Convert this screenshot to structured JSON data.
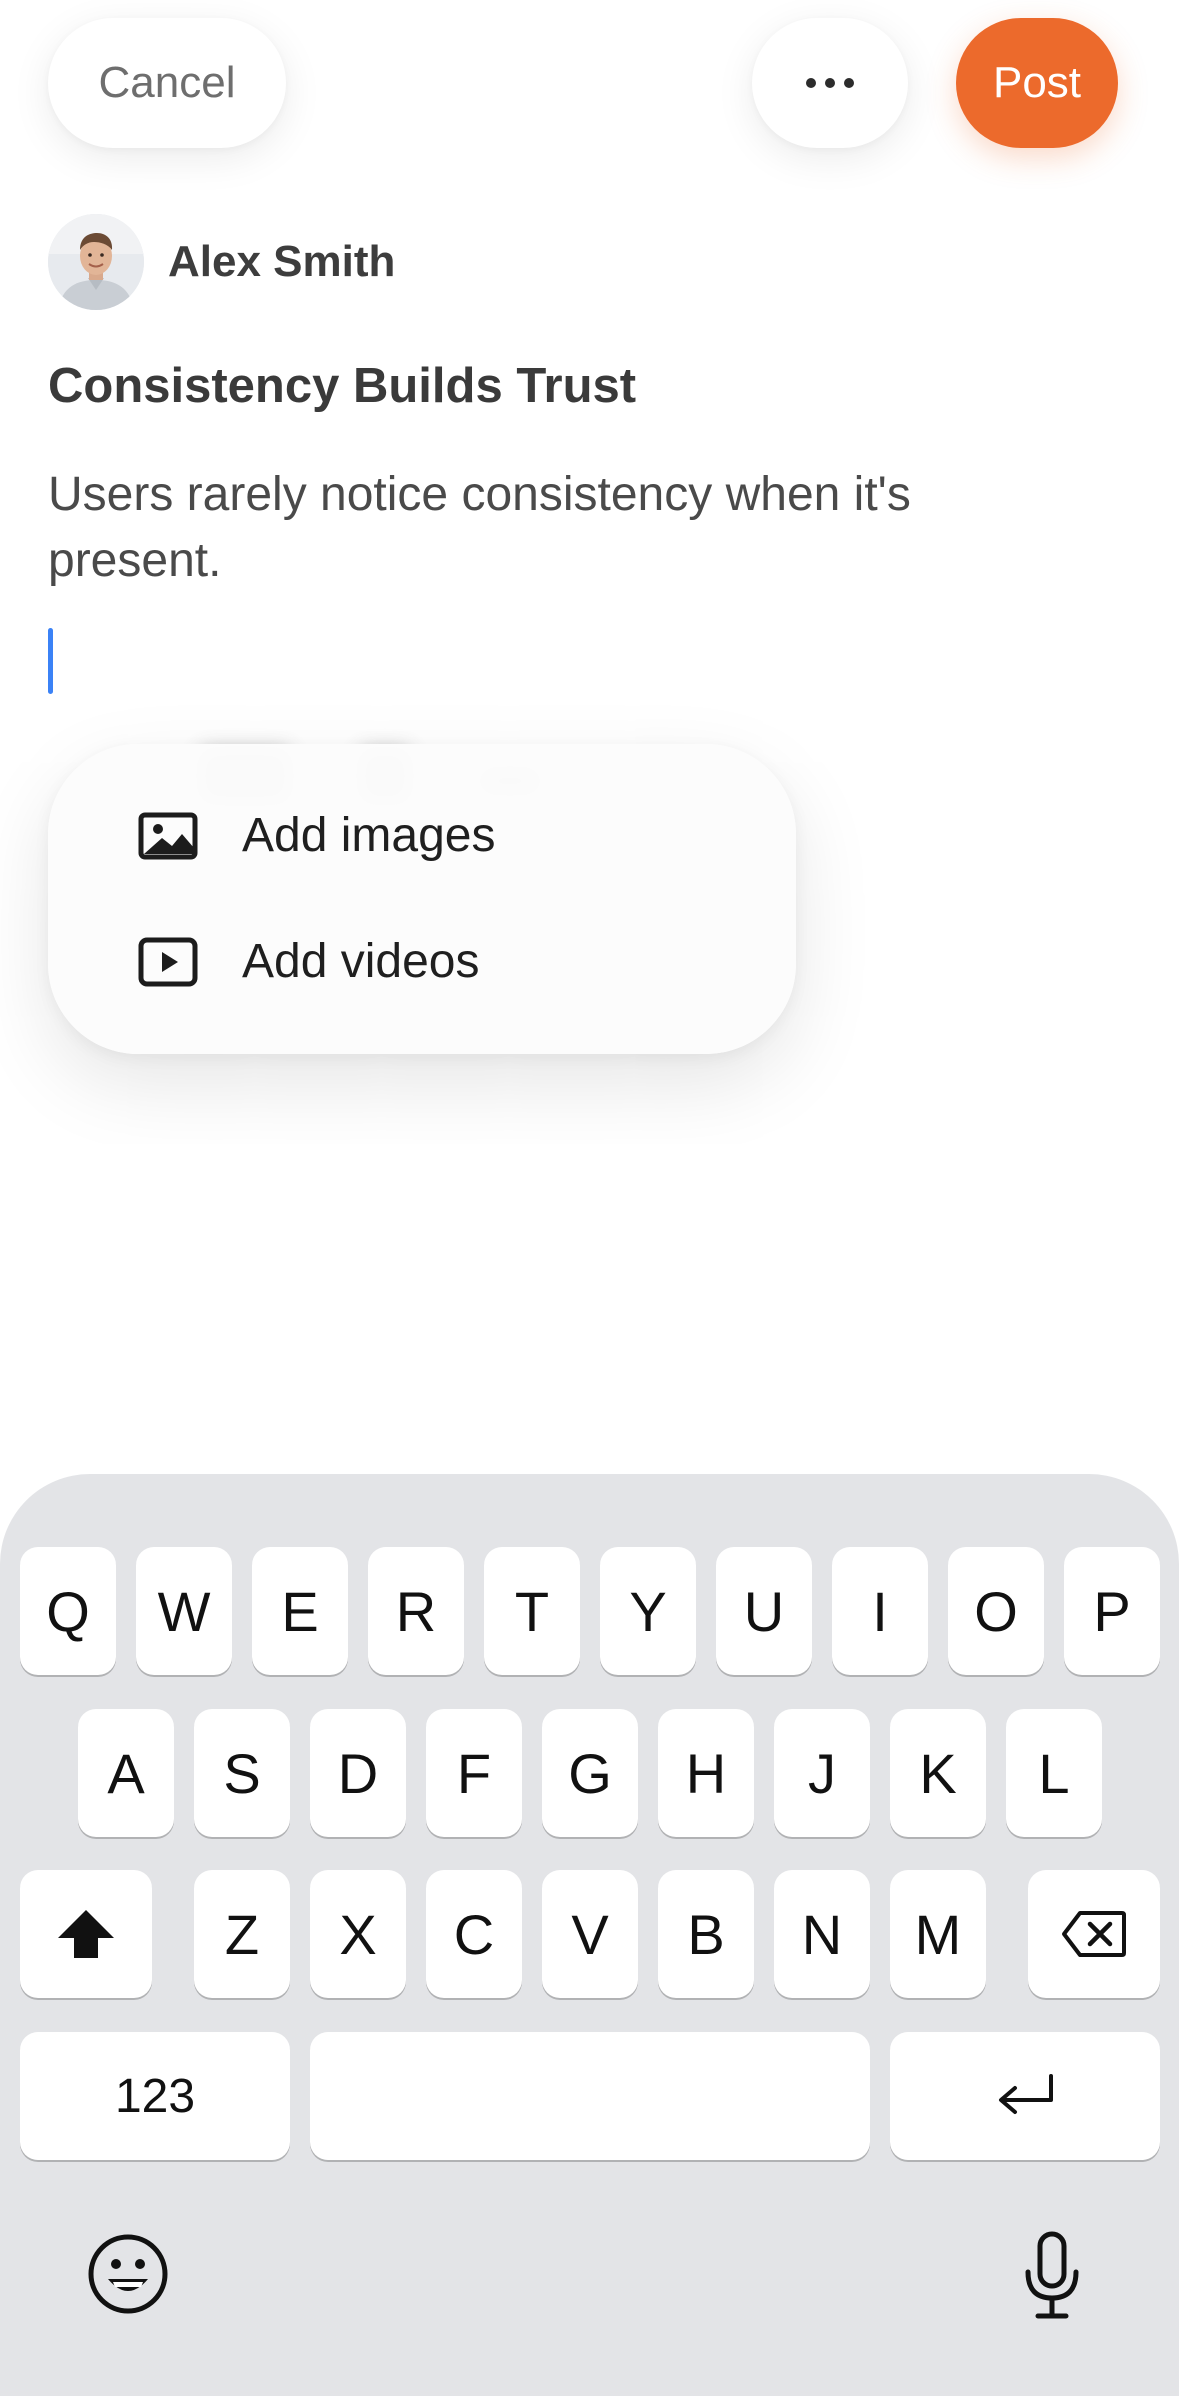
{
  "header": {
    "cancel_label": "Cancel",
    "more_icon": "ellipsis-icon",
    "post_label": "Post",
    "accent_color": "#ec6a2c"
  },
  "author": {
    "name": "Alex Smith",
    "avatar_icon": "user-avatar"
  },
  "post": {
    "title": "Consistency Builds Trust",
    "body": "Users rarely notice consistency when it's present."
  },
  "attach_menu": {
    "items": [
      {
        "label": "Add images",
        "icon": "image-icon"
      },
      {
        "label": "Add videos",
        "icon": "video-icon"
      }
    ]
  },
  "keyboard": {
    "row1": [
      "Q",
      "W",
      "E",
      "R",
      "T",
      "Y",
      "U",
      "I",
      "O",
      "P"
    ],
    "row2": [
      "A",
      "S",
      "D",
      "F",
      "G",
      "H",
      "J",
      "K",
      "L"
    ],
    "row3": [
      "Z",
      "X",
      "C",
      "V",
      "B",
      "N",
      "M"
    ],
    "numbers_label": "123",
    "shift_icon": "shift-icon",
    "backspace_icon": "backspace-icon",
    "return_icon": "return-icon",
    "emoji_icon": "emoji-icon",
    "mic_icon": "microphone-icon"
  }
}
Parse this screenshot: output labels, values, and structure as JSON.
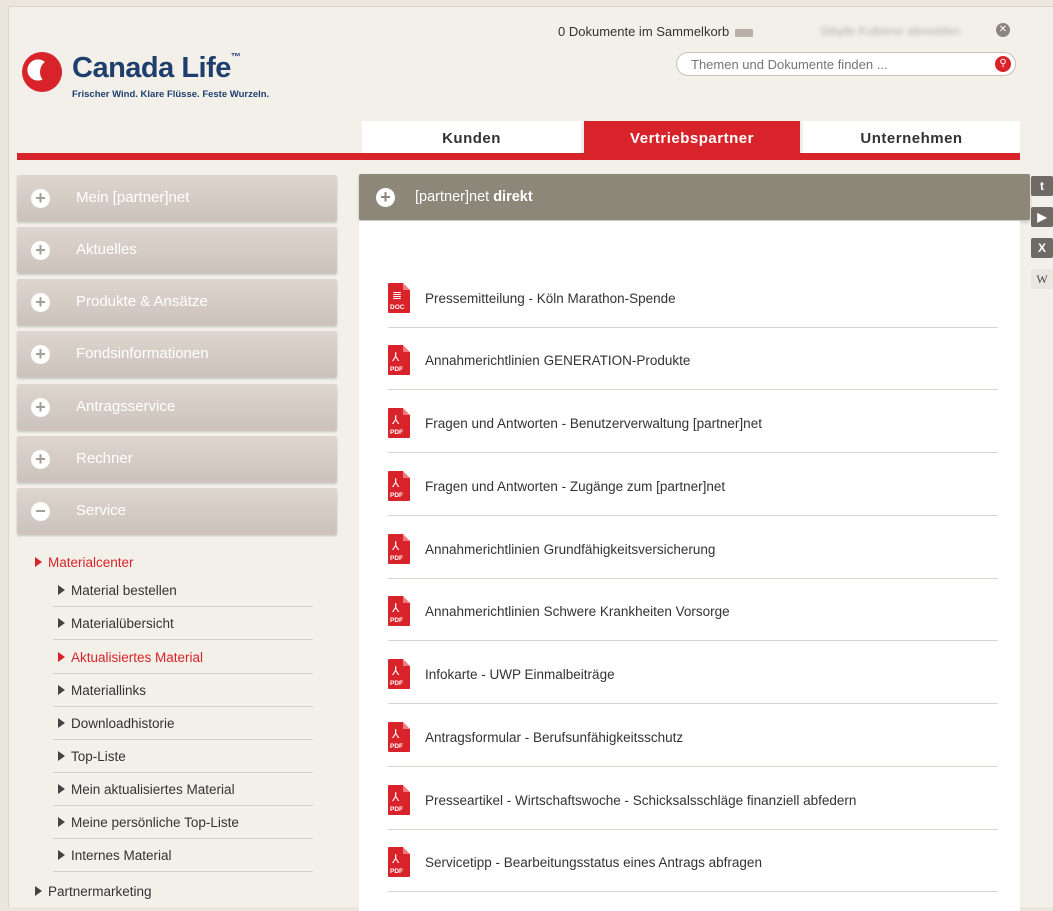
{
  "brand": {
    "name": "Canada Life",
    "trademark": "™",
    "tagline": "Frischer Wind. Klare Flüsse. Feste Wurzeln.",
    "color": "#d8232a"
  },
  "topbar": {
    "cart_text": "0 Dokumente im Sammelkorb",
    "cart_icon": "basket-icon",
    "logout_text": "Sibylle Kulberer abmelden",
    "logout_icon": "close-circle-icon"
  },
  "search": {
    "placeholder": "Themen und Dokumente finden ...",
    "icon": "search-icon"
  },
  "mainnav": {
    "tabs": [
      {
        "label": "Kunden",
        "active": false
      },
      {
        "label": "Vertriebspartner",
        "active": true
      },
      {
        "label": "Unternehmen",
        "active": false
      }
    ]
  },
  "sidebar": {
    "sections": [
      {
        "label": "Mein [partner]net",
        "icon": "plus-icon"
      },
      {
        "label": "Aktuelles",
        "icon": "plus-icon"
      },
      {
        "label": "Produkte & Ansätze",
        "icon": "plus-icon"
      },
      {
        "label": "Fondsinformationen",
        "icon": "plus-icon"
      },
      {
        "label": "Antragsservice",
        "icon": "plus-icon"
      },
      {
        "label": "Rechner",
        "icon": "plus-icon"
      },
      {
        "label": "Service",
        "icon": "minus-icon"
      }
    ],
    "materialcenter": "Materialcenter",
    "subitems": [
      {
        "label": "Material bestellen",
        "active": false
      },
      {
        "label": "Materialübersicht",
        "active": false
      },
      {
        "label": "Aktualisiertes Material",
        "active": true
      },
      {
        "label": "Materiallinks",
        "active": false
      },
      {
        "label": "Downloadhistorie",
        "active": false
      },
      {
        "label": "Top-Liste",
        "active": false
      },
      {
        "label": "Mein aktualisiertes Material",
        "active": false
      },
      {
        "label": "Meine persönliche Top-Liste",
        "active": false
      },
      {
        "label": "Internes Material",
        "active": false
      }
    ],
    "partnermarketing": "Partnermarketing"
  },
  "panel": {
    "title_prefix": "[partner]net",
    "title_bold": "direkt",
    "icon": "plus-icon"
  },
  "documents": [
    {
      "type": "DOC",
      "label": "Pressemitteilung - Köln Marathon-Spende"
    },
    {
      "type": "PDF",
      "label": "Annahmerichtlinien GENERATION-Produkte"
    },
    {
      "type": "PDF",
      "label": "Fragen und Antworten - Benutzerverwaltung [partner]net"
    },
    {
      "type": "PDF",
      "label": "Fragen und Antworten - Zugänge zum [partner]net"
    },
    {
      "type": "PDF",
      "label": "Annahmerichtlinien Grundfähigkeitsversicherung"
    },
    {
      "type": "PDF",
      "label": "Annahmerichtlinien Schwere Krankheiten Vorsorge"
    },
    {
      "type": "PDF",
      "label": "Infokarte - UWP Einmalbeiträge"
    },
    {
      "type": "PDF",
      "label": "Antragsformular - Berufsunfähigkeitsschutz"
    },
    {
      "type": "PDF",
      "label": "Presseartikel - Wirtschaftswoche - Schicksalsschläge finanziell abfedern"
    },
    {
      "type": "PDF",
      "label": "Servicetipp - Bearbeitungsstatus eines Antrags abfragen"
    }
  ],
  "social": [
    {
      "icon": "twitter-icon",
      "glyph": "t"
    },
    {
      "icon": "youtube-icon",
      "glyph": "▶"
    },
    {
      "icon": "xing-icon",
      "glyph": "X"
    },
    {
      "icon": "wikipedia-icon",
      "glyph": "W"
    }
  ]
}
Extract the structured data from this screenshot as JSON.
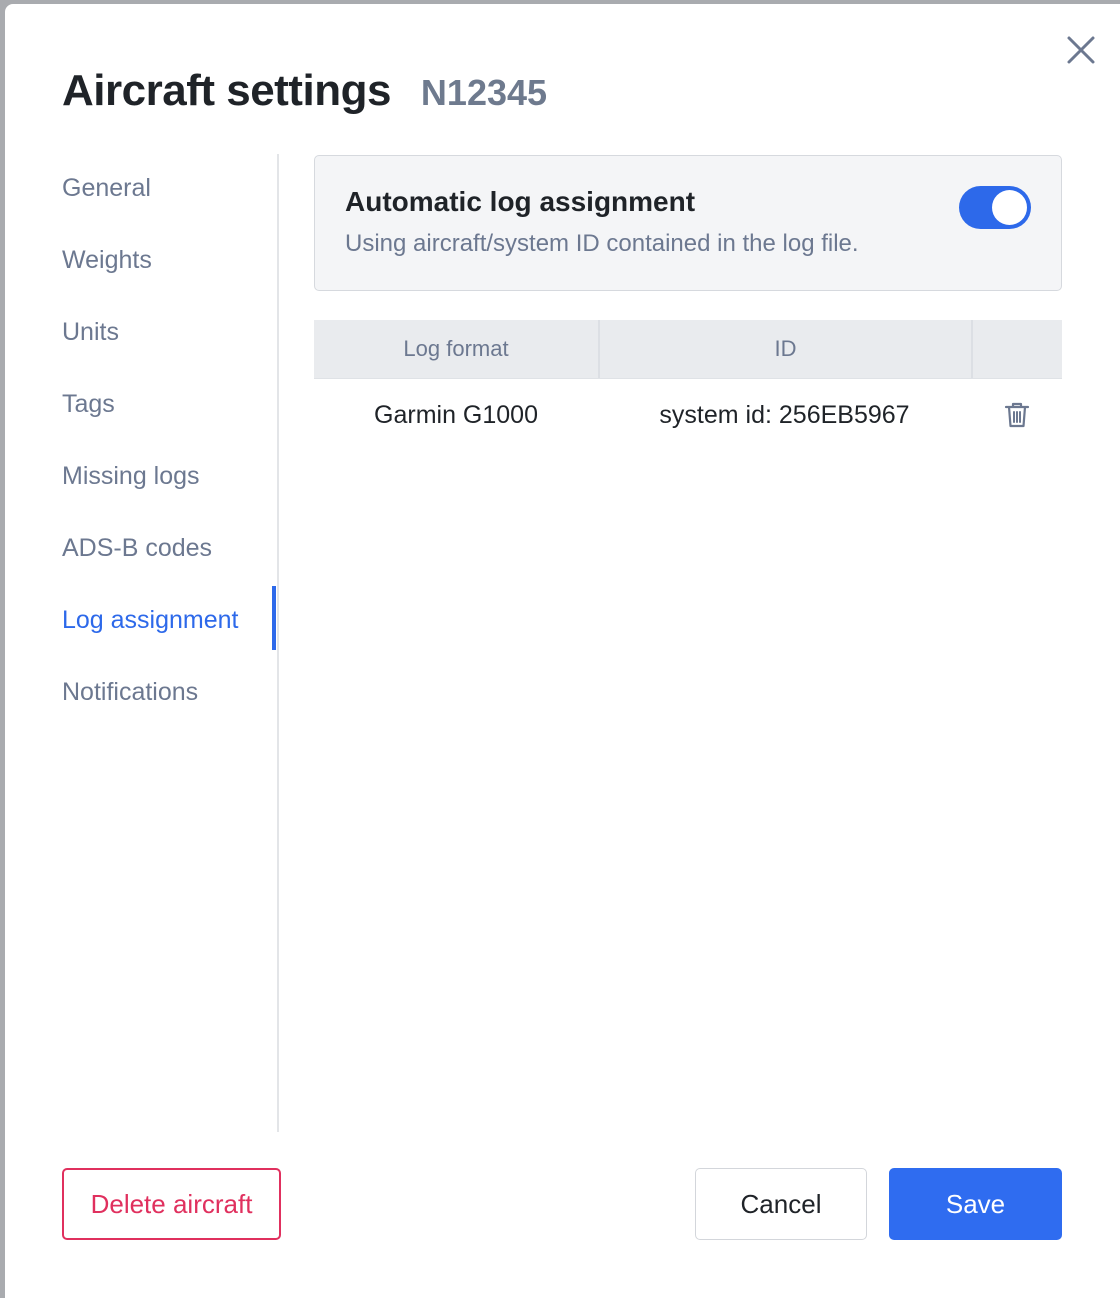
{
  "dialog": {
    "title": "Aircraft settings",
    "tail_number": "N12345",
    "close_icon": "close-icon"
  },
  "sidebar": {
    "items": [
      {
        "label": "General",
        "active": false
      },
      {
        "label": "Weights",
        "active": false
      },
      {
        "label": "Units",
        "active": false
      },
      {
        "label": "Tags",
        "active": false
      },
      {
        "label": "Missing logs",
        "active": false
      },
      {
        "label": "ADS-B codes",
        "active": false
      },
      {
        "label": "Log assignment",
        "active": true
      },
      {
        "label": "Notifications",
        "active": false
      }
    ]
  },
  "auto_assignment": {
    "title": "Automatic log assignment",
    "description": "Using aircraft/system ID contained in the log file.",
    "enabled": true
  },
  "table": {
    "columns": [
      "Log format",
      "ID",
      ""
    ],
    "rows": [
      {
        "log_format": "Garmin G1000",
        "id": "system id: 256EB5967",
        "action_icon": "trash-icon"
      }
    ]
  },
  "footer": {
    "delete_label": "Delete aircraft",
    "cancel_label": "Cancel",
    "save_label": "Save"
  },
  "colors": {
    "accent": "#2d69ea",
    "danger": "#e0305e",
    "muted_text": "#6c7890"
  }
}
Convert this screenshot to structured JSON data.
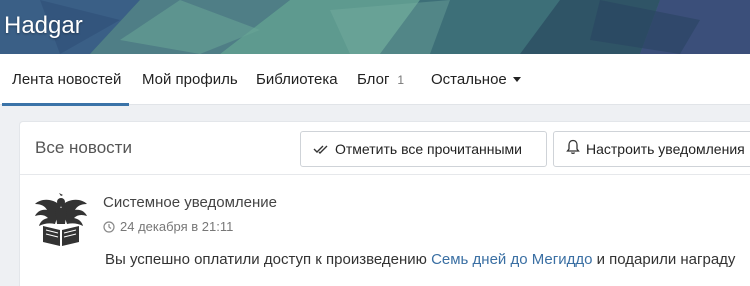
{
  "site": {
    "title": "Hadgar"
  },
  "nav": {
    "items": [
      {
        "label": "Лента новостей",
        "active": true
      },
      {
        "label": "Мой профиль"
      },
      {
        "label": "Библиотека"
      },
      {
        "label": "Блог",
        "badge": "1"
      },
      {
        "label": "Остальное",
        "icon": "caret-down-icon"
      }
    ]
  },
  "news": {
    "title": "Все новости",
    "mark_all_read": {
      "label": "Отметить все прочитанными",
      "icon": "double-check-icon"
    },
    "notify_settings": {
      "label": "Настроить уведомления",
      "icon": "bell-icon"
    },
    "items": [
      {
        "title": "Системное уведомление",
        "time": "24 декабря в 21:11",
        "time_icon": "clock-icon",
        "avatar_icon": "phoenix-book-logo-icon",
        "text_before": "Вы успешно оплатили доступ к произведению ",
        "link": "Семь дней до Мегиддо",
        "text_after": " и подарили награду"
      }
    ]
  },
  "colors": {
    "accent": "#3b73a8",
    "link": "#3a6fa3",
    "banner": "#3d6f7a"
  }
}
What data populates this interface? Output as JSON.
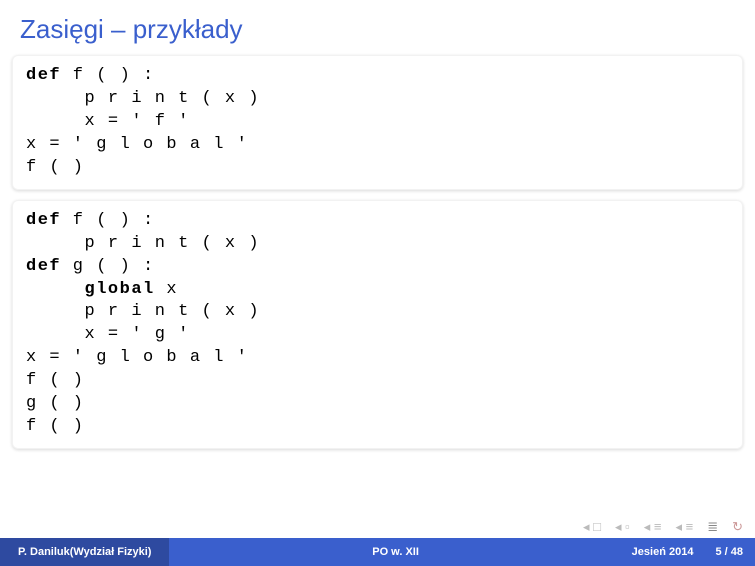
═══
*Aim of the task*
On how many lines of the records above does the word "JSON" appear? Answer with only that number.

*Written solution*
5